__DATA FOR THIS TASK__:
○ ○ ○ ○ ○ ○ ○
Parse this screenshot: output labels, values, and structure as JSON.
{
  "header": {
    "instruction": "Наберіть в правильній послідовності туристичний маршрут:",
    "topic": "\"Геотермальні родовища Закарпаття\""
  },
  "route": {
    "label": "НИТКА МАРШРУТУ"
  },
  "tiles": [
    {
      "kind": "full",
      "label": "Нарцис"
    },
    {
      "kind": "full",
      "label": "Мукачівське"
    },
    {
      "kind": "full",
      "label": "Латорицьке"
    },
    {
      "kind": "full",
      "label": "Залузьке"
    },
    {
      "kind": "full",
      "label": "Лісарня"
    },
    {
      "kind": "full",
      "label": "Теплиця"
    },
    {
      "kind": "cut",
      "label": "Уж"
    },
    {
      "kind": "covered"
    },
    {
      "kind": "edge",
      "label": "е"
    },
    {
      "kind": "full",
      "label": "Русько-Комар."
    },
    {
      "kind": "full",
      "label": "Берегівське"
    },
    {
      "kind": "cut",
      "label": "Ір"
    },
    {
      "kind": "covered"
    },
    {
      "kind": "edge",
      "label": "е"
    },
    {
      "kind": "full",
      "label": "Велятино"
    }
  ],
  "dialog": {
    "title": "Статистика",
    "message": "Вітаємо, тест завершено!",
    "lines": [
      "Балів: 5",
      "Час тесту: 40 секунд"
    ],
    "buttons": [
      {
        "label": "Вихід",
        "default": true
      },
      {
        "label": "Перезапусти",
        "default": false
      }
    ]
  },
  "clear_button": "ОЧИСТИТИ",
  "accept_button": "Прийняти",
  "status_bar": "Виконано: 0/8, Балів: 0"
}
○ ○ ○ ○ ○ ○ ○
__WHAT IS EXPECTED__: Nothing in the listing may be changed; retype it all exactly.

__SOLUTION__:
Parse this screenshot: output labels, values, and structure as JSON.
{
  "header": {
    "instruction": "Наберіть в правильній послідовності туристичний маршрут:",
    "topic": "\"Геотермальні родовища Закарпаття\""
  },
  "route": {
    "label": "НИТКА МАРШРУТУ"
  },
  "tiles": [
    {
      "kind": "full",
      "label": "Нарцис"
    },
    {
      "kind": "full",
      "label": "Мукачівське"
    },
    {
      "kind": "full",
      "label": "Латорицьке"
    },
    {
      "kind": "full",
      "label": "Залузьке"
    },
    {
      "kind": "full",
      "label": "Лісарня"
    },
    {
      "kind": "full",
      "label": "Теплиця"
    },
    {
      "kind": "cut",
      "label": "Уж"
    },
    {
      "kind": "covered"
    },
    {
      "kind": "edge",
      "label": "е"
    },
    {
      "kind": "full",
      "label": "Русько-Комар."
    },
    {
      "kind": "full",
      "label": "Берегівське"
    },
    {
      "kind": "cut",
      "label": "Ір"
    },
    {
      "kind": "covered"
    },
    {
      "kind": "edge",
      "label": "е"
    },
    {
      "kind": "full",
      "label": "Велятино"
    }
  ],
  "dialog": {
    "title": "Статистика",
    "message": "Вітаємо, тест завершено!",
    "lines": [
      "Балів: 5",
      "Час тесту: 40 секунд"
    ],
    "buttons": [
      {
        "label": "Вихід",
        "default": true
      },
      {
        "label": "Перезапусти",
        "default": false
      }
    ]
  },
  "clear_button": "ОЧИСТИТИ",
  "accept_button": "Прийняти",
  "status_bar": "Виконано: 0/8, Балів: 0"
}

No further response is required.